[Diabetes Care 2007].

is flax associated with prostate cancer?

. ALA was unrelated to the risk of total prostate cancer.
In contrast, ALA did seem to increase
relative risks of advanced prostate cancer
from comparisons of extreme quintiles:
ALA from vegetable has 2.02 risk
[highest use of veg ALA were twice as likely to get hit
than those using the least veg ALA];
ALA from meat and dairy has a 1.53 risk.
The increased risk of advanced prostate cancer
was seen even when the dose of ALA was within
the normal intake (2.2 g/d, 1% of energy for adults)
. suggestive positive relations were observed for
intakes of beef, pork, or lamb as a main dish
and for mayonnaise or other creamy salad dressings
[Am J Clin Nutr 2004].
. why would the sickest men get the most of
vegetarian sources of ALA?
perhaps they saw veg'oil as a health food:
(High ALA intake was associated with
reduced risk of fatal heart disease).
. mayo is typically made from soybean oil
that has an omega-6 to omega-3 ratio of over 7
[superfoodsrx.com]
so that getting 1% of energy from mayo`ALA
would entail getting about 8% of energy from
inflammatory omega-6 .

. a flaxseed diet study in prostate cancer patients
reported a suggestive decrease in PSA
in men with Gleason sums suggesting good prognosis
whereas in men with a poor prognosis,
there was a suggestive increase in PSA (P = 0.13).
. in animal models of prostate tumor growth,
ALA shows no protective effect;
and, in vitro, ALA can promote cancer growth
[Am J Clin Nutr 2004]

. epi'studies also showed an increased risk of
prostate cancer in men with high ALA intake;
usa's important sources of ALA are
mayonnaise, creamy salad dressings, margarine,
butter, beef, pork, lamb,
and oil-and-vinegar–based dressings [J.Nutr.2004].

. in recent decades, the usa's availability of ALA
as a proportion of total energy intake
has increased by 40%. [Am J Clin Nutr 2004].

. if both of the above studies are true
then the one measuring total prostate cancers
was actually detecting only "advanced" cases .

is ALA associated with macular degeneration?

. "diets rich in ALA may substantially
increase the risk of macular degeneration"
[zhion.com].
. looking at the places where usa gets ALA
these are also sources of a lot of omega-6
and sometimes trans fats,
affecting levels of arachidonic acid
and the balance of good vs bad eicosanoids .
. flaxseed and chia when carefully prepared
to prevent peroxidation of polyunsaturates
is likely not a source of macular degeneration .

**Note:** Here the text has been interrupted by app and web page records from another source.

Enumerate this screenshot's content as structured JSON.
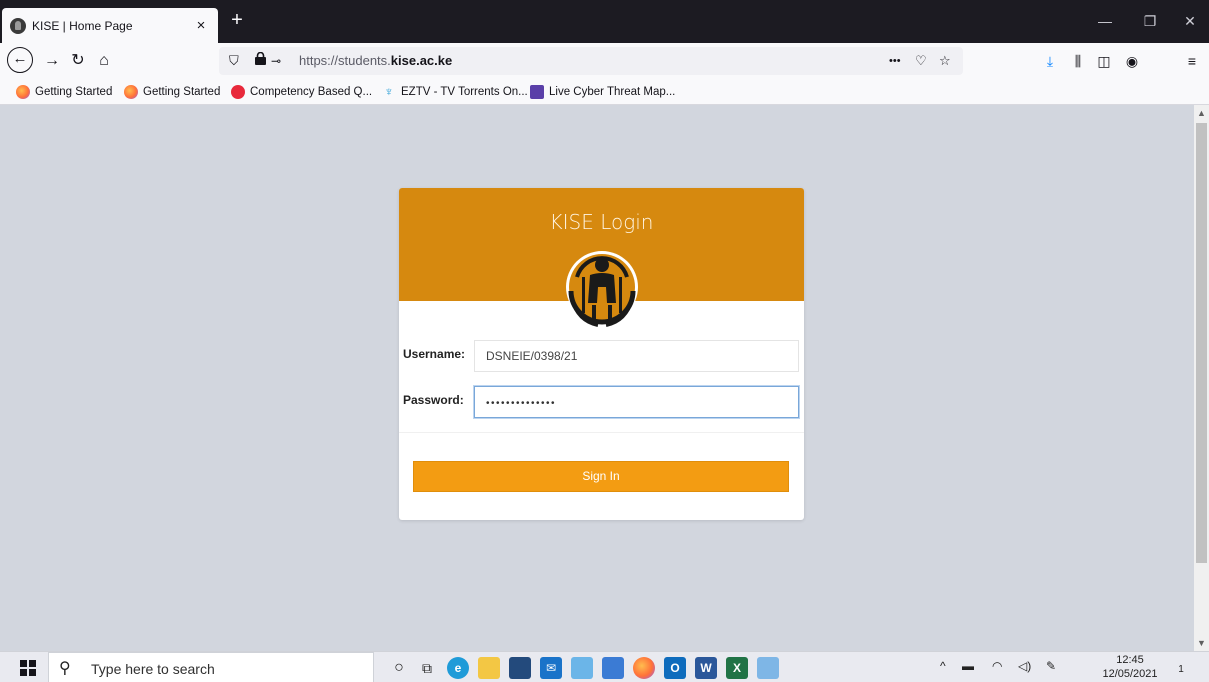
{
  "browser": {
    "tab_title": "KISE | Home Page",
    "tab_close": "×",
    "new_tab": "+",
    "url_prefix": "https://students.",
    "url_domain": "kise.ac.ke",
    "page_actions": "•••",
    "window_controls": {
      "minimize": "—",
      "restore": "❐",
      "close": "✕"
    }
  },
  "bookmarks": [
    {
      "label": "Getting Started",
      "icon": "firefox-icon"
    },
    {
      "label": "Getting Started",
      "icon": "firefox-icon"
    },
    {
      "label": "Competency Based Q...",
      "icon": "opera-icon"
    },
    {
      "label": "EZTV - TV Torrents On...",
      "icon": "eztv-icon"
    },
    {
      "label": "Live Cyber Threat Map...",
      "icon": "threat-map-icon"
    }
  ],
  "login": {
    "title": "KISE Login",
    "username_label": "Username:",
    "username_value": "DSNEIE/0398/21",
    "password_label": "Password:",
    "password_value": "••••••••••••••",
    "signin_label": "Sign In",
    "header_color": "#d6890f",
    "button_color": "#f39c12"
  },
  "taskbar": {
    "search_placeholder": "Type here to search",
    "time": "12:45",
    "date": "12/05/2021",
    "notification_count": "1",
    "tray_chevron": "^"
  }
}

. those with cataracts also had less monounsaturates
less fatty fish [long-chain omega-3 oil]
more cheese and meat (beef, pork, or lamb),
more "Mayonnaise or other creamy salad dressings"
[soy or canola oil, stale yolks vs fresh raw]
and more trans fats
[ Am J Epidemiol. 2005 ].

. eggs seemed as protective against nuclear cataract
as "vegetables" (7/10ths risk);
only "spinach and greens" did better (6/10).
. whole grains were nearly as good(8/10)
[perhaps an indicator of other healthier choices]
whereas those eating the most nuts, seeds and fruits
were also doing things that promoted cataracts
[Beaver Dam Eye Study 1999].
. excessive use of nuts and seeds can result in
getting too much omega-6 oil;
and fruits contribute to glycemic and fructose load .

. there were some epi'studies that suggested
short-chain omega-3's might increase the risk of blindness,
but the typical sources of short-chain omega-3
were grain-fed meat and salad dressings
which include soybean oil and abused eggyolks
(a raw Eggland's Best yolk is a healthy yolk).